**Assignment:**
Of all the lines in the entries, how many carry the word "Users"? The reply is that number and no more.

'''

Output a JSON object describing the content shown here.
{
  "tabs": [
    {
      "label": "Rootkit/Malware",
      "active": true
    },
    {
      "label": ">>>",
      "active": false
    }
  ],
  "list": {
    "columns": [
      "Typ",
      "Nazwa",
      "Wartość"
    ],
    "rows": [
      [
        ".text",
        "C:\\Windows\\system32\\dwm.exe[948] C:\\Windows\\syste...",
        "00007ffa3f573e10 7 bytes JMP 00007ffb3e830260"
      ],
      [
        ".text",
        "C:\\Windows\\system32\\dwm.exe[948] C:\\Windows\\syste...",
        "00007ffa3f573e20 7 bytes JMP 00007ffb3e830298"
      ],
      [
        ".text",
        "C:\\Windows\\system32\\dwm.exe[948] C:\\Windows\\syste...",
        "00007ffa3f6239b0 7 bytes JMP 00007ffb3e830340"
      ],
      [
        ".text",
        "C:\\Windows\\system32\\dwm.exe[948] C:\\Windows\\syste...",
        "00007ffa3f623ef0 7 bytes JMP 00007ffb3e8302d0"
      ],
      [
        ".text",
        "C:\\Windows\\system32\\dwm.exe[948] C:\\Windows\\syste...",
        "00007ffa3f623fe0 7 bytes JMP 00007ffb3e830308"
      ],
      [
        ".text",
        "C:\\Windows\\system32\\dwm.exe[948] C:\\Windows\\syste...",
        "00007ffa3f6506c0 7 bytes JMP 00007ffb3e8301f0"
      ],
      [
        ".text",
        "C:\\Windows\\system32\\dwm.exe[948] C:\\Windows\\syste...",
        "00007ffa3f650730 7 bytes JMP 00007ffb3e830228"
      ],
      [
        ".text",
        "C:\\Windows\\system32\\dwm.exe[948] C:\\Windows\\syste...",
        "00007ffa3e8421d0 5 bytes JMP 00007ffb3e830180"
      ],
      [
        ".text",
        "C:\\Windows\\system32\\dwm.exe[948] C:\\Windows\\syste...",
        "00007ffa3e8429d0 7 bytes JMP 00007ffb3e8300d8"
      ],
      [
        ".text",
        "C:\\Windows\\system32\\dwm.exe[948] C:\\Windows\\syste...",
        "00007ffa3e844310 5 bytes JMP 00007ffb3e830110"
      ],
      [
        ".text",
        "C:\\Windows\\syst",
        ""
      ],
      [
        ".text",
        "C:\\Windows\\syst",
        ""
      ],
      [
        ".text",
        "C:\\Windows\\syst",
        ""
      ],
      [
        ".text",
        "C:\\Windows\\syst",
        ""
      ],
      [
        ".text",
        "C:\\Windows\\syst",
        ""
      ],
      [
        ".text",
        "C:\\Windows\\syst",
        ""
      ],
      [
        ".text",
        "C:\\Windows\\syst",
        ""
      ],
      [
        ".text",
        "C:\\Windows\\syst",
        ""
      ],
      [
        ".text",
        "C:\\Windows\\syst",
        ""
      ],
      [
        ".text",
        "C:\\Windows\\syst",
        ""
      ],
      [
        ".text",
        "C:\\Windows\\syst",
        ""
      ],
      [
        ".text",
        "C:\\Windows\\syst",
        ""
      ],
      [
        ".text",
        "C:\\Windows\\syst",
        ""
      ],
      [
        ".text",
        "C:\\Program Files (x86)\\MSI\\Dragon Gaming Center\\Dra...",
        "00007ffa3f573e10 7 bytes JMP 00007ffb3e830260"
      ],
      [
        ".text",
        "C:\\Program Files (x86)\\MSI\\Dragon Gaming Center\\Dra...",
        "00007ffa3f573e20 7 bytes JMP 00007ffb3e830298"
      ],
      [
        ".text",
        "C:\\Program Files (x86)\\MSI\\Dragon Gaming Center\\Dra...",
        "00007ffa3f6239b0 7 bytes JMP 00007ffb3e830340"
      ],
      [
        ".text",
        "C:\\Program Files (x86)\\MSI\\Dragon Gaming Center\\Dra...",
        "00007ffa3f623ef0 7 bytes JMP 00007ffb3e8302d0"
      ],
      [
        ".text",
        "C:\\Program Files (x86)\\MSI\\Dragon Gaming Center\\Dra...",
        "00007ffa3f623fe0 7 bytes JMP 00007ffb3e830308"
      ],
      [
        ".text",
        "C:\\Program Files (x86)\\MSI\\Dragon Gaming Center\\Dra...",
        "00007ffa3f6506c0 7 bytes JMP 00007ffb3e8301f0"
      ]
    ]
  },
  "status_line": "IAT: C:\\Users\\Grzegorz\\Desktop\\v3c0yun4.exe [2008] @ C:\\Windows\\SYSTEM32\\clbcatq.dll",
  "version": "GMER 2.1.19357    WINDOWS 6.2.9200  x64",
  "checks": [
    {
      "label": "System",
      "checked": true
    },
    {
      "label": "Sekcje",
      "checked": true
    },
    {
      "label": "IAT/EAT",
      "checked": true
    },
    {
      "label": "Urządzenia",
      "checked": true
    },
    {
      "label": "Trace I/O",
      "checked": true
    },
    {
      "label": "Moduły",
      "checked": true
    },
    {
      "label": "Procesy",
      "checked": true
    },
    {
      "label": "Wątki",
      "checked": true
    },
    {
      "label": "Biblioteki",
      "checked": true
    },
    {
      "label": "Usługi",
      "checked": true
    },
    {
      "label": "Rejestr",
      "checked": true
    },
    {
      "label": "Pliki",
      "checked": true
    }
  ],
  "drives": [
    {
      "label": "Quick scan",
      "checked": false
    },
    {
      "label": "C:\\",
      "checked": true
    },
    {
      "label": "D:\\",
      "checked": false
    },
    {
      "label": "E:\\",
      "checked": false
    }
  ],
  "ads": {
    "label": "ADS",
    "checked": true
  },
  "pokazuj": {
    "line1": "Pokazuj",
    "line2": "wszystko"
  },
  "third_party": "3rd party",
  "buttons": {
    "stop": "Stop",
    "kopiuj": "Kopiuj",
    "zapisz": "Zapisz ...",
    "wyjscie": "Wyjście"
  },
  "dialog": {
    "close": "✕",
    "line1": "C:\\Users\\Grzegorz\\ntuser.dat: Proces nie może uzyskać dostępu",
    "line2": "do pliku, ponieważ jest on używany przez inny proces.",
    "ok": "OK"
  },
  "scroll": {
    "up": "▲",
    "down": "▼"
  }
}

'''

**Answer below:**
2